Perhaps best of all, Mark has made it easy to bring this symbol into your own life, with these items on Zazzle (I’ve ordered mine!). He’s also working (with one arm) to provide a physical disc of this symbol for your own home altar or Focus. It’s great to see growth such as this.
*Akhenaten had over a half dozen kids that we know about, and probably more. Being wealthy & powerful, it’s very likely that most of these kids had many successful kids. So it’s extremely likely that at least some of those grandkids had kids, and being that this was several thousand years ago, simple math shows that nearly all Europeans, North and South Americans, many Africans, and many Asians are very likely descendants of Akhenaten.
Starstuff, Contemplating by Jon Cleland Host
We are assemblages of ancient atoms forged in stars – atoms organized by history to the point of consciousness, now able to contemplate this sacred Universe of which we are a tiny, but wondrous, part.
Dr. Jon Cleland Host is a scientist who earned his PhD in materials science at Northwestern University & has conducted research at Hemlock Semiconductor and Dow Corning since 1997. He holds eight patents and has authored over three dozen internal scientific papers and eleven papers for peer-reviewed scientific journals, including the journal Nature. He has taught classes on biology, math, chemistry, physics and general science at Delta College and Saginaw Valley State University. Jon grew up near Pontiac, and has been building a reality-based spirituality for over 30 years, first as a Catholic and now as a Unitarian Universalist, including collaborating with Michael Dowd and Connie Barlow to spread the awe and wonder of the Great Story of our Universe (see www.thegreatstory.org, and the blog at evolutionarytimes.org). Jon and his wife have four sons, whom they embrace within a Universe-centered, Pagan, family spirituality. He currently moderates the yahoo group Naturalistic Paganism.

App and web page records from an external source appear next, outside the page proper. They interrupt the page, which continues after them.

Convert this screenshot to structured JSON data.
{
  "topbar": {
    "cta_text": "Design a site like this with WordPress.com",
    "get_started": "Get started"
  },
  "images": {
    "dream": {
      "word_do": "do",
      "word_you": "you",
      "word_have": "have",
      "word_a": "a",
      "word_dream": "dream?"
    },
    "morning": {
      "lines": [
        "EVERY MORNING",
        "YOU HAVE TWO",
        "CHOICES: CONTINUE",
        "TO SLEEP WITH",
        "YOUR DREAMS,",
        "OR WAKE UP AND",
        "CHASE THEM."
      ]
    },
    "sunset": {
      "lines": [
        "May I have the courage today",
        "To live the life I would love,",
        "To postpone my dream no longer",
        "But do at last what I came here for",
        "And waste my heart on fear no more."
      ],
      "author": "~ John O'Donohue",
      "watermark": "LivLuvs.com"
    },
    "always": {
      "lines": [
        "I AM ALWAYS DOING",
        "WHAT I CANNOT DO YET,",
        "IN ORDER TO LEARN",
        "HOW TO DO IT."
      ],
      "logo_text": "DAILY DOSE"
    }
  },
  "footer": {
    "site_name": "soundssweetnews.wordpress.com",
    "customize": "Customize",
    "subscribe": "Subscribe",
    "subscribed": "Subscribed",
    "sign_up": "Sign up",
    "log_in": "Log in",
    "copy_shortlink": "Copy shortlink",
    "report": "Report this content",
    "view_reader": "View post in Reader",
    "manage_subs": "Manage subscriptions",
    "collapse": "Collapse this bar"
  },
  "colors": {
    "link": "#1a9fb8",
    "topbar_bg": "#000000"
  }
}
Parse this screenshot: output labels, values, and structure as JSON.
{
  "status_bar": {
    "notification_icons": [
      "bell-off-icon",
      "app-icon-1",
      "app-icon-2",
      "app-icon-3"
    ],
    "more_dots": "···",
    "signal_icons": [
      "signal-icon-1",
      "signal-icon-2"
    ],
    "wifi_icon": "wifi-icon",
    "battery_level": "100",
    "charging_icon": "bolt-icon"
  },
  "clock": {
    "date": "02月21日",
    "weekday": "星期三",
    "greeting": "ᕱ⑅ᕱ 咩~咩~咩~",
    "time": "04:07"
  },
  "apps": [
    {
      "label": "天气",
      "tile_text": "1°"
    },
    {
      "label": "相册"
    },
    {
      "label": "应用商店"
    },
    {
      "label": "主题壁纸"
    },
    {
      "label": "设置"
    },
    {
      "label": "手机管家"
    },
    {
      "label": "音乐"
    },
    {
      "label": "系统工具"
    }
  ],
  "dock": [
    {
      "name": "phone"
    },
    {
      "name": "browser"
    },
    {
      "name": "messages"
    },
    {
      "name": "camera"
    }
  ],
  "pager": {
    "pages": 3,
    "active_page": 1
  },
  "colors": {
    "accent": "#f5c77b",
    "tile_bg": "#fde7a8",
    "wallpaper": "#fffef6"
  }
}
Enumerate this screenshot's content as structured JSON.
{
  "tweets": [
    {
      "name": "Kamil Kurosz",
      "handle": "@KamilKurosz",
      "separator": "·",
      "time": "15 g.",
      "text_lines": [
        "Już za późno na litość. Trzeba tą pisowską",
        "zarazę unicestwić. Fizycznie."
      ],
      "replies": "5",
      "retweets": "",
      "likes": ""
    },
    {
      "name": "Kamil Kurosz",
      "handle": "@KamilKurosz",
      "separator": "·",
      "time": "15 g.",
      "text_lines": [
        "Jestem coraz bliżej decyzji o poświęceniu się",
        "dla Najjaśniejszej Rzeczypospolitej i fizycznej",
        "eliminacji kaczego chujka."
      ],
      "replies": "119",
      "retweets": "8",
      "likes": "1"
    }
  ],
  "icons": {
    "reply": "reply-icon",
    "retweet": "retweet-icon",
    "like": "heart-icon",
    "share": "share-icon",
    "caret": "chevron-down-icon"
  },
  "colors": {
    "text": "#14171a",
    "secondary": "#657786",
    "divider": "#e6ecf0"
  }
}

Heather is a parent and a scientist raising her four children to explore the world through scientific understanding and with spiritual appreciation of the Universe. She has a Master of Science degree in Physics from Michigan State University, a Bachelor of Science degree in Aerospace Engineering from the University of Michigan, and a Bachelor of the Arts degree in English Literature, also from the University of Michigan. She teaches physics as an adjunct instructor at Delta College, runs the Math Mania program at a local elementary school, has worked at Dow Corning as an engineer and at NASA as an intern, and she has led science outreach workshops for K-12 students through joint programs between NASA and the University of Michigan. She is a naturalistic non-theist, whose faith has been shaped by her childhood within the Episcopal Church, her adult membership in the Unitarian Universalist church, and through Buddhist meditation. She has a passion for bringing science and spirituality to everyone in a fun way, both for her own family and for the wider community of the Earth. She is a co-author with Jon Cleland-Host of Elemental Birthdays: How to Bring Science into Every Party.